Bisphenol A is a common chemical which is used to make plastic packaging and helps improve product shelf life.
However, BPA isn't all good — some studies have noted that BPA mimics the hormone estrogen, which can lead to increased breast cancer risks. Additionally, 90 percent of Americans were found to have traces of BPA in their urine, highlighting how frequently it is used in packaging, according to PackagingDigest.
Now, the U.S Food & Drug Administration is set to rule whether BPA can be used in food and beverage packaging. The agency will announce its decision by the end of the month, Packaging Digest reports.

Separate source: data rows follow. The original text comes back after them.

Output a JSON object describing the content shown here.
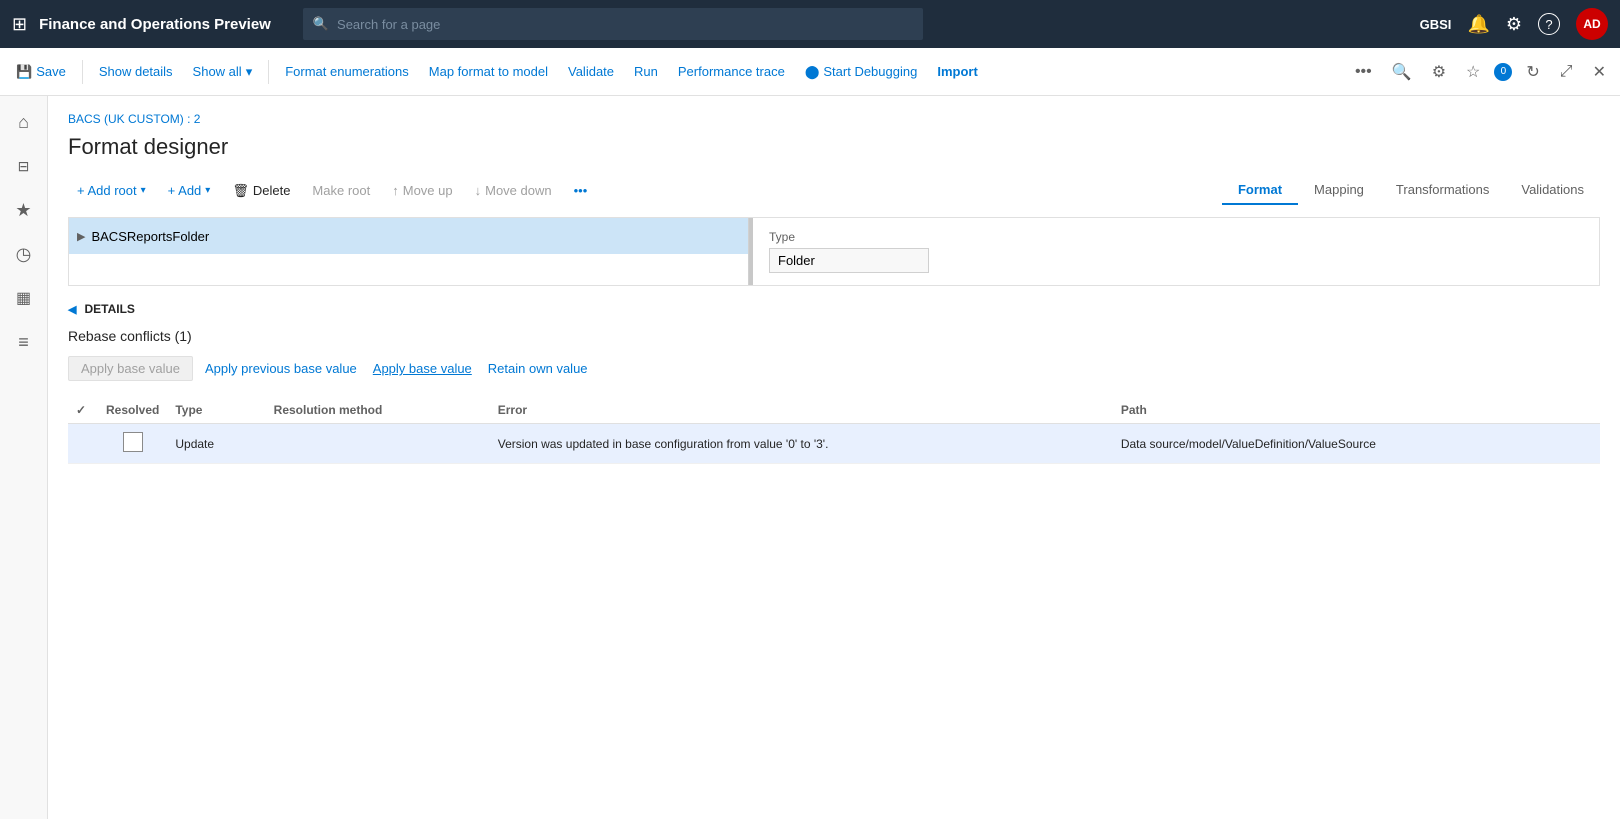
{
  "topNav": {
    "gridIconLabel": "⊞",
    "title": "Finance and Operations Preview",
    "searchPlaceholder": "Search for a page",
    "userCode": "GBSI",
    "avatarInitials": "AD",
    "bellIcon": "🔔",
    "gearIcon": "⚙",
    "helpIcon": "?"
  },
  "toolbar": {
    "saveLabel": "Save",
    "showDetailsLabel": "Show details",
    "showAllLabel": "Show all",
    "showAllCaret": "▾",
    "formatEnumerationsLabel": "Format enumerations",
    "mapFormatToModelLabel": "Map format to model",
    "validateLabel": "Validate",
    "runLabel": "Run",
    "performanceTraceLabel": "Performance trace",
    "startDebuggingLabel": "Start Debugging",
    "importLabel": "Import",
    "moreIcon": "•••",
    "searchIcon": "🔍",
    "settingsIcon": "⚙",
    "favouriteIcon": "☆",
    "notifCount": "0",
    "refreshIcon": "↻",
    "popoutIcon": "⤢",
    "closeIcon": "✕"
  },
  "sidebar": {
    "homeIcon": "⌂",
    "starIcon": "★",
    "clockIcon": "◷",
    "listIcon": "☰",
    "filterIcon": "⊞",
    "bulletIcon": "≡"
  },
  "breadcrumb": "BACS (UK CUSTOM) : 2",
  "pageTitle": "Format designer",
  "actions": {
    "addRootLabel": "+ Add root",
    "addRootCaret": "▾",
    "addLabel": "+ Add",
    "addCaret": "▾",
    "deleteLabel": "Delete",
    "makeRootLabel": "Make root",
    "moveUpLabel": "Move up",
    "moveDownLabel": "Move down",
    "moreLabel": "•••"
  },
  "tabs": [
    {
      "key": "format",
      "label": "Format",
      "active": true
    },
    {
      "key": "mapping",
      "label": "Mapping",
      "active": false
    },
    {
      "key": "transformations",
      "label": "Transformations",
      "active": false
    },
    {
      "key": "validations",
      "label": "Validations",
      "active": false
    }
  ],
  "treeItem": {
    "label": "BACSReportsFolder",
    "expandIcon": "▶"
  },
  "rightPanel": {
    "typeLabel": "Type",
    "typeValue": "Folder"
  },
  "details": {
    "sectionLabel": "DETAILS",
    "collapseIcon": "◀",
    "rebaseTitle": "Rebase conflicts (1)",
    "applyPreviousBaseValueLabel": "Apply previous base value",
    "applyBaseValueLabel": "Apply base value",
    "retainOwnValueLabel": "Retain own value"
  },
  "table": {
    "columns": [
      {
        "key": "resolved",
        "label": "Resolved"
      },
      {
        "key": "type",
        "label": "Type"
      },
      {
        "key": "resolution_method",
        "label": "Resolution method"
      },
      {
        "key": "error",
        "label": "Error"
      },
      {
        "key": "path",
        "label": "Path"
      }
    ],
    "rows": [
      {
        "resolved": false,
        "type": "Update",
        "resolution_method": "",
        "error": "Version was updated in base configuration from value '0' to '3'.",
        "path": "Data source/model/ValueDefinition/ValueSource"
      }
    ]
  }
}
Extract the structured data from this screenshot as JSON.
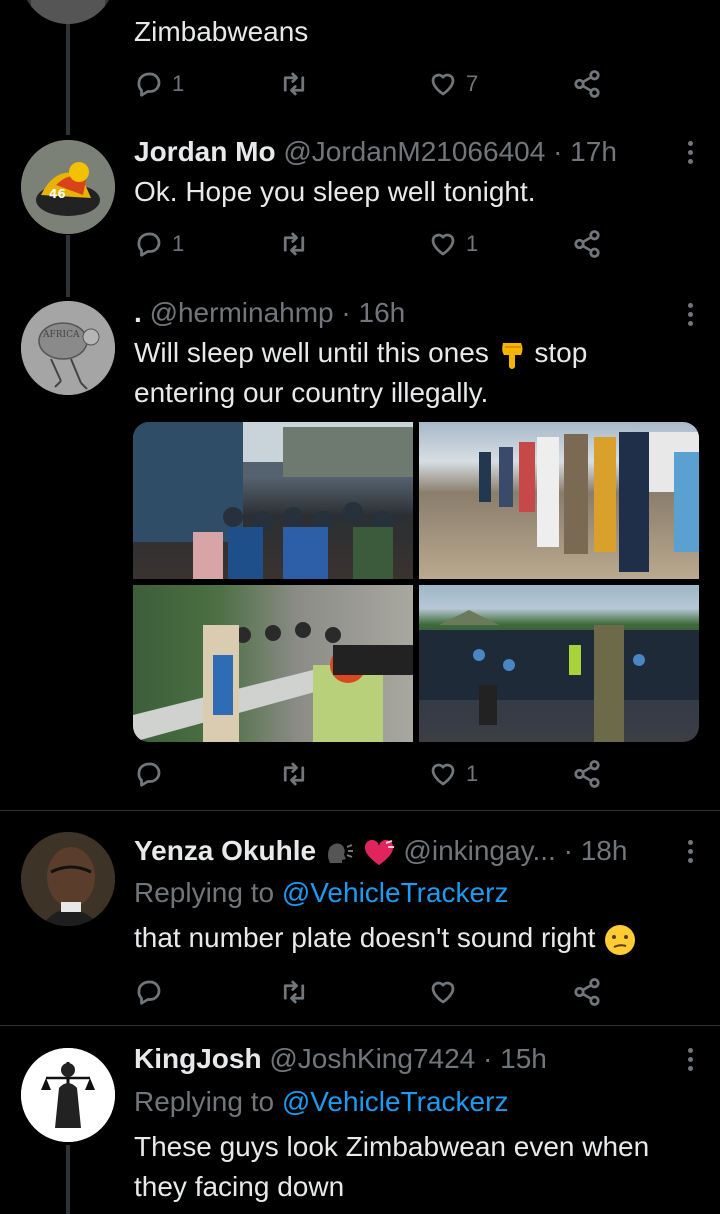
{
  "tweets": [
    {
      "text": "Zimbabweans",
      "replies": "1",
      "retweets": "",
      "likes": "7"
    },
    {
      "name": "Jordan Mo",
      "handle": "@JordanM21066404",
      "time": "· 17h",
      "text": "Ok. Hope you sleep well tonight.",
      "replies": "1",
      "likes": "1"
    },
    {
      "name": ".",
      "handle": "@herminahmp",
      "time": "· 16h",
      "text_part1": "Will sleep well until this ones",
      "text_part2": "stop",
      "text_line2": "entering our country illegally.",
      "likes": "1"
    },
    {
      "name": "Yenza Okuhle",
      "handle": "@inkingay...",
      "time": "· 18h",
      "reply_prefix": "Replying to",
      "reply_link": "@VehicleTrackerz",
      "text": "that number plate doesn't sound right"
    },
    {
      "name": "KingJosh",
      "handle": "@JoshKing7424",
      "time": "· 15h",
      "reply_prefix": "Replying to",
      "reply_link": "@VehicleTrackerz",
      "text_line1": "These guys look Zimbabwean even when",
      "text_line2": "they facing down"
    }
  ],
  "icons": {
    "reply": "reply-icon",
    "retweet": "retweet-icon",
    "like": "heart-icon",
    "share": "share-icon",
    "more": "more-icon"
  },
  "colors": {
    "background": "#000000",
    "text": "#e7e9ea",
    "muted": "#71767b",
    "link": "#1d9bf0",
    "divider": "#2f3336"
  }
}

"If the ban goes through, the FDA will follow the lead of French lawmakers who voted to keep BPA away from food packaging, beginning in 2014. Canada, in 2007, banned BPA in bottles, and Denmark has banned BPA in all baby-food products," the news source adds.
The U.S. federal government has spent $30 million to research the effect of BPA on consumers, with mixed results so far.
Several product manufacturers have already switched to packaging that doesn't use the chemical. For example, Crown Prince Seafood even notes on its labels that containers are "BPA Free."